      Everyone with cancer has a different experience, and different beliefs about what will help. I feel strongly that these beliefs should be respected—including the feelings of those who decide not to have any treatment at all. It’s sadism to learn that someone is dangerously ill and to impose upon her your own set of unproven assumptions, especially ones that blame the patient for getting sick in the first place.

    • Florian8 months ago

      This is eye opening

    • EZ19699 months ago

      No matter what your beliefs are, anything that makes someone with cancer feel worse or responsible for their sickness is out. Cancer is a rapacious monster. I am in support of anything that makes an individual patient feel better.

      • Karenz
        8 months ago

        My niece was one of the most positive people I’ve known. She died at 34 leaving a great husband and 2 year old daughter. She spent the last year of her life instituting an annual gala to raise money for research into metastatic breast cancer. I love this woman’s honesty and bravado.

    • Ruchita_Ganurkar9 months ago

      Very positive article -- You have to tell your body that you want to live; you have to say “No way” to any doctor who says you have a fatal illness. You have to become a channel of perfect self-love, and remember that “the simple truth is, happy people generally don’t get sick.”

      Laugh and the world laughs with you; get cancer and the world can’t shut its trap.

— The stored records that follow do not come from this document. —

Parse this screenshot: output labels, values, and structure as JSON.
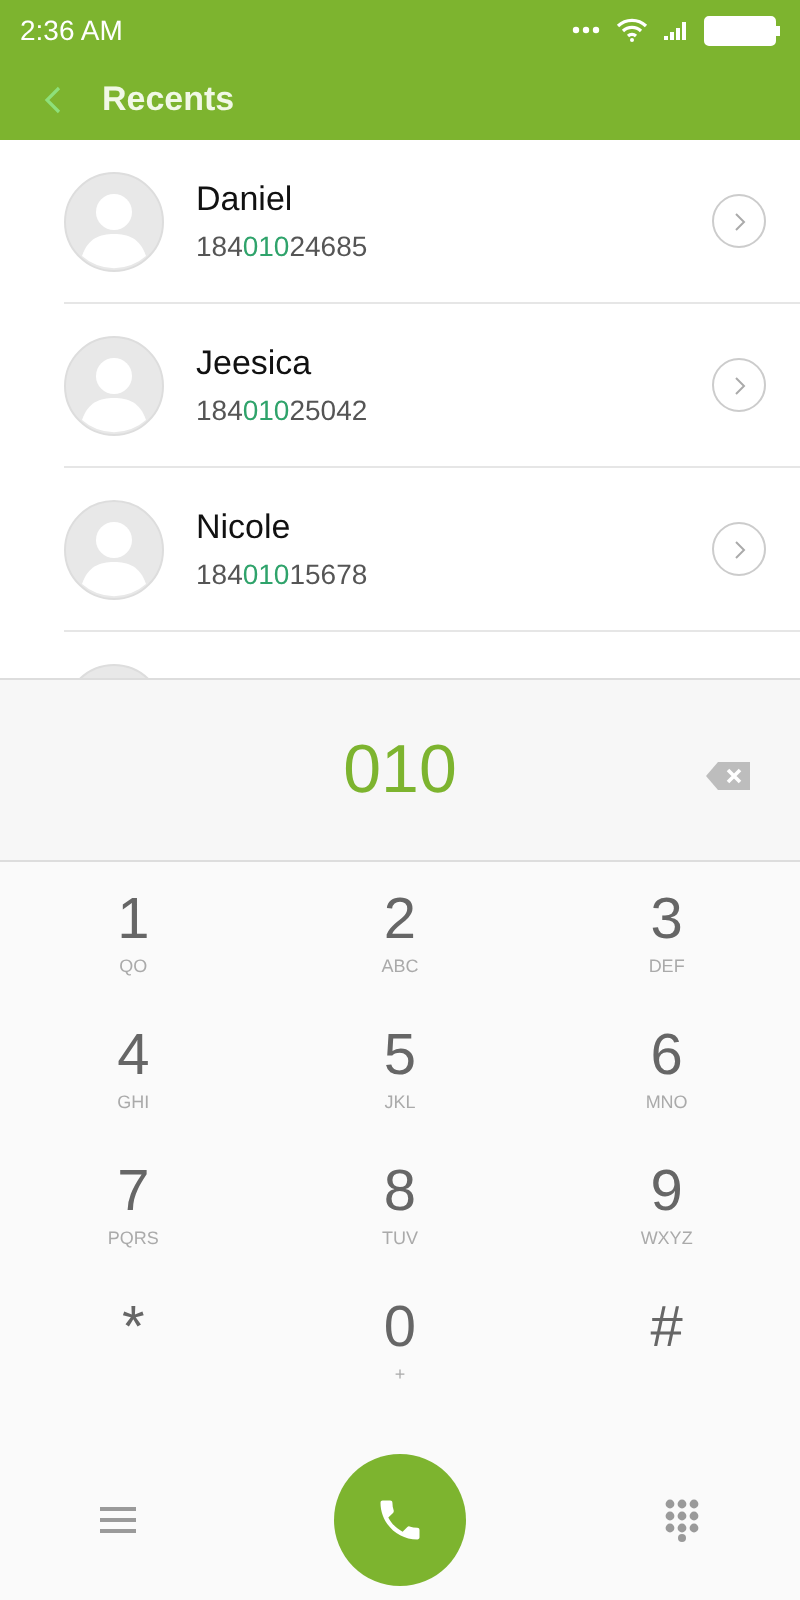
{
  "status_bar": {
    "time": "2:36 AM"
  },
  "header": {
    "title": "Recents"
  },
  "contacts": [
    {
      "name": "Daniel",
      "number_parts": [
        {
          "text": "184",
          "match": false
        },
        {
          "text": "010",
          "match": true
        },
        {
          "text": "24685",
          "match": false
        }
      ]
    },
    {
      "name": "Jeesica",
      "number_parts": [
        {
          "text": "184",
          "match": false
        },
        {
          "text": "010",
          "match": true
        },
        {
          "text": "25042",
          "match": false
        }
      ]
    },
    {
      "name": "Nicole",
      "number_parts": [
        {
          "text": "184",
          "match": false
        },
        {
          "text": "010",
          "match": true
        },
        {
          "text": "15678",
          "match": false
        }
      ]
    }
  ],
  "dialer": {
    "entered": "010",
    "keys": [
      {
        "digit": "1",
        "letters": "QO"
      },
      {
        "digit": "2",
        "letters": "ABC"
      },
      {
        "digit": "3",
        "letters": "DEF"
      },
      {
        "digit": "4",
        "letters": "GHI"
      },
      {
        "digit": "5",
        "letters": "JKL"
      },
      {
        "digit": "6",
        "letters": "MNO"
      },
      {
        "digit": "7",
        "letters": "PQRS"
      },
      {
        "digit": "8",
        "letters": "TUV"
      },
      {
        "digit": "9",
        "letters": "WXYZ"
      },
      {
        "digit": "*"
      },
      {
        "digit": "0",
        "letters": "+"
      },
      {
        "digit": "#"
      }
    ]
  }
}
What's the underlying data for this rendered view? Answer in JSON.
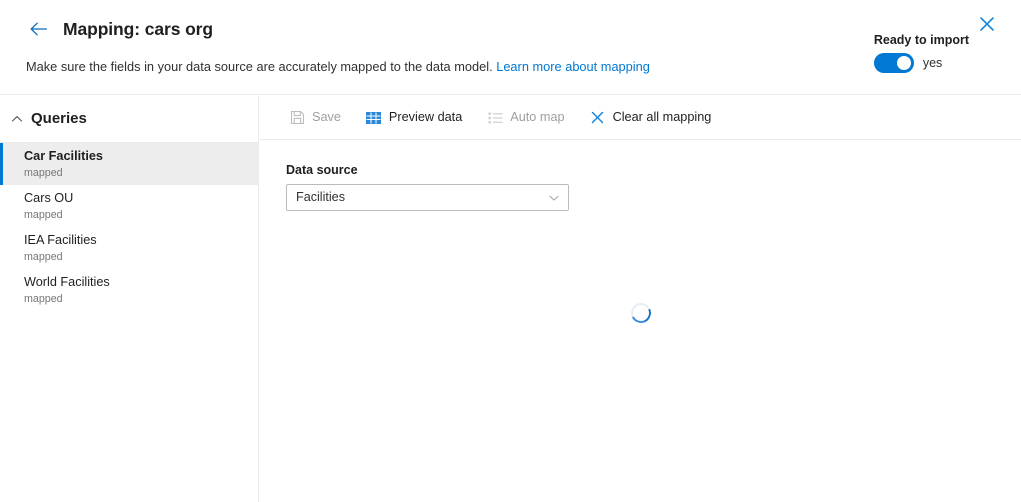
{
  "header": {
    "back_icon": "arrow-left-icon",
    "title": "Mapping: cars org",
    "subtitle_text": "Make sure the fields in your data source are accurately mapped to the data model.",
    "subtitle_link": "Learn more about mapping",
    "ready_label": "Ready to import",
    "toggle_value": "yes",
    "toggle_on": true,
    "close_icon": "close-icon",
    "accent_color": "#0078d4",
    "link_color": "#0078d4"
  },
  "sidebar": {
    "section_title": "Queries",
    "collapse_icon": "chevron-up-icon",
    "items": [
      {
        "label": "Car Facilities",
        "status": "mapped",
        "selected": true
      },
      {
        "label": "Cars OU",
        "status": "mapped",
        "selected": false
      },
      {
        "label": "IEA Facilities",
        "status": "mapped",
        "selected": false
      },
      {
        "label": "World Facilities",
        "status": "mapped",
        "selected": false
      }
    ]
  },
  "toolbar": {
    "buttons": [
      {
        "label": "Save",
        "icon": "save-icon",
        "disabled": true
      },
      {
        "label": "Preview data",
        "icon": "table-grid-icon",
        "disabled": false
      },
      {
        "label": "Auto map",
        "icon": "list-icon",
        "disabled": true
      },
      {
        "label": "Clear all mapping",
        "icon": "close-x-icon",
        "disabled": false
      }
    ]
  },
  "main": {
    "data_source_label": "Data source",
    "data_source_value": "Facilities",
    "dropdown_icon": "chevron-down-icon",
    "loading_icon": "spinner-icon"
  }
}
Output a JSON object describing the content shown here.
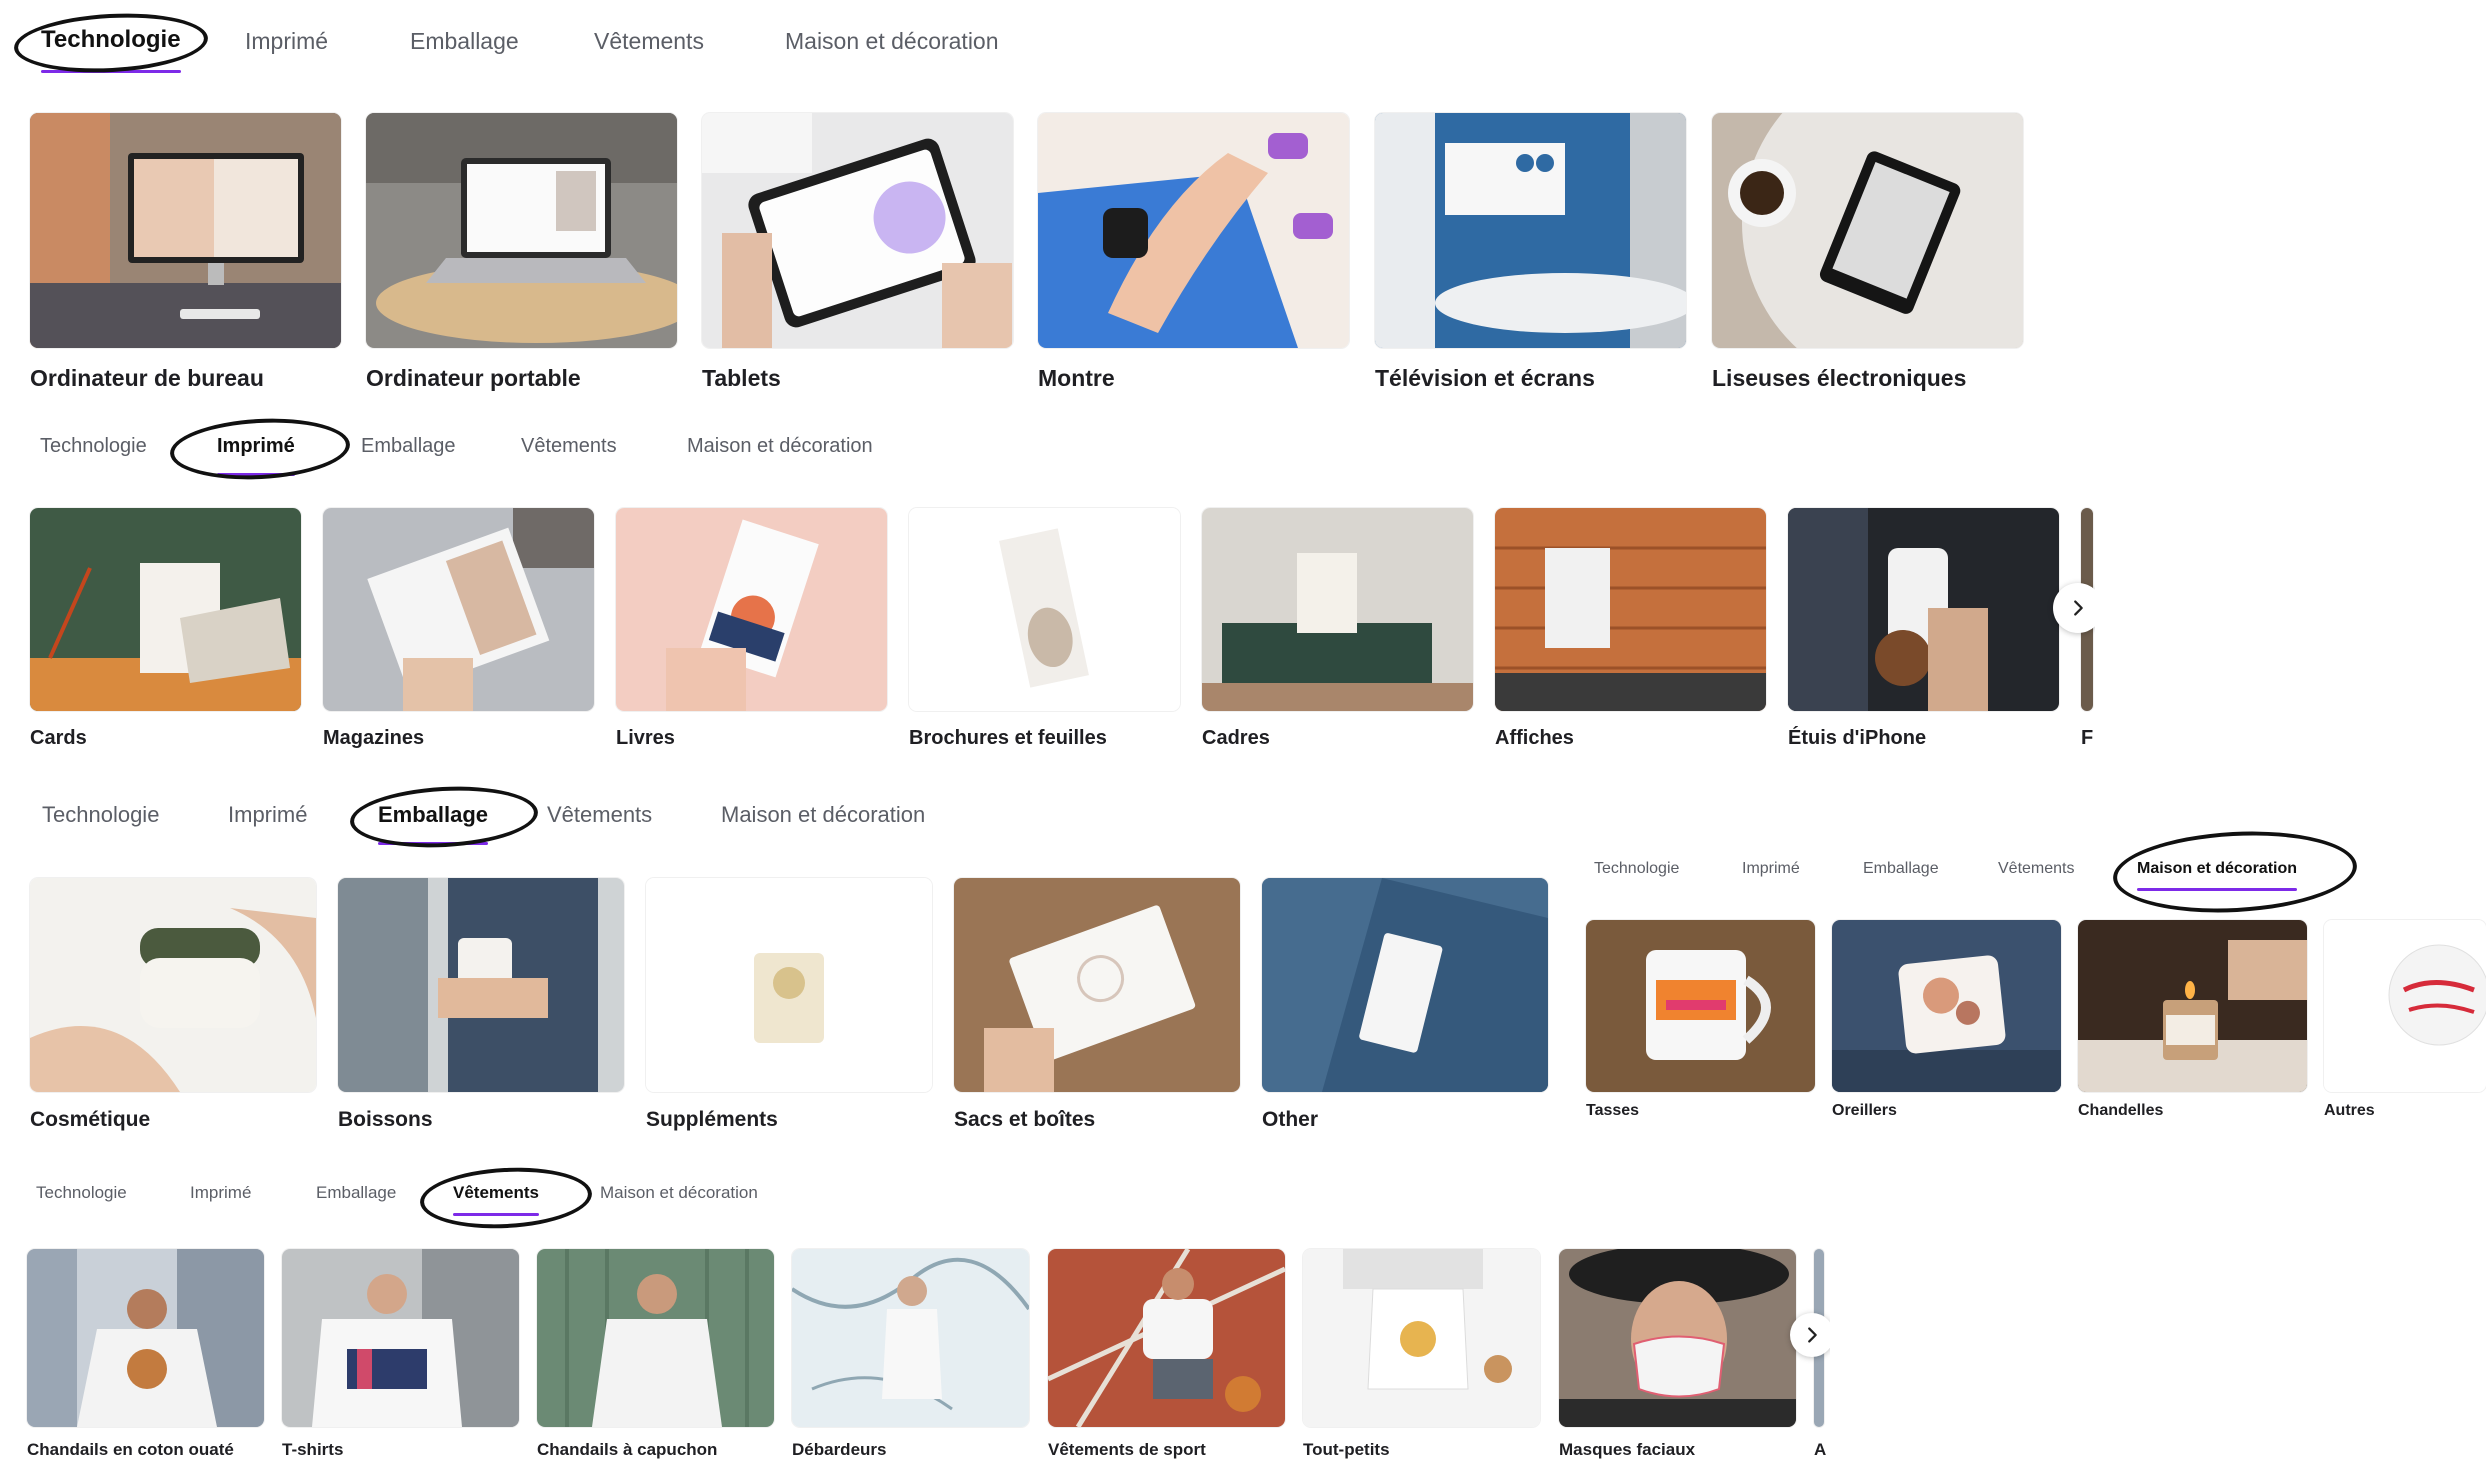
{
  "tabs": [
    "Technologie",
    "Imprimé",
    "Emballage",
    "Vêtements",
    "Maison et décoration"
  ],
  "technology": {
    "active": "Technologie",
    "items": [
      "Ordinateur de bureau",
      "Ordinateur portable",
      "Tablets",
      "Montre",
      "Télévision et écrans",
      "Liseuses électroniques"
    ]
  },
  "print": {
    "active": "Imprimé",
    "items": [
      "Cards",
      "Magazines",
      "Livres",
      "Brochures et feuilles",
      "Cadres",
      "Affiches",
      "Étuis d'iPhone",
      "F"
    ]
  },
  "packaging": {
    "active": "Emballage",
    "items": [
      "Cosmétique",
      "Boissons",
      "Suppléments",
      "Sacs et boîtes",
      "Other"
    ]
  },
  "home": {
    "active": "Maison et décoration",
    "items": [
      "Tasses",
      "Oreillers",
      "Chandelles",
      "Autres"
    ]
  },
  "clothing": {
    "active": "Vêtements",
    "items": [
      "Chandails en coton ouaté",
      "T-shirts",
      "Chandails à capuchon",
      "Débardeurs",
      "Vêtements de sport",
      "Tout-petits",
      "Masques faciaux",
      "A"
    ]
  },
  "icons": {
    "next": "chevron-right-icon"
  },
  "colors": {
    "accent": "#7d2ae8"
  }
}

      I had to stay positive. People who beat cancer have a great positive attitude. It’s what distinguishes the survivors from the dead.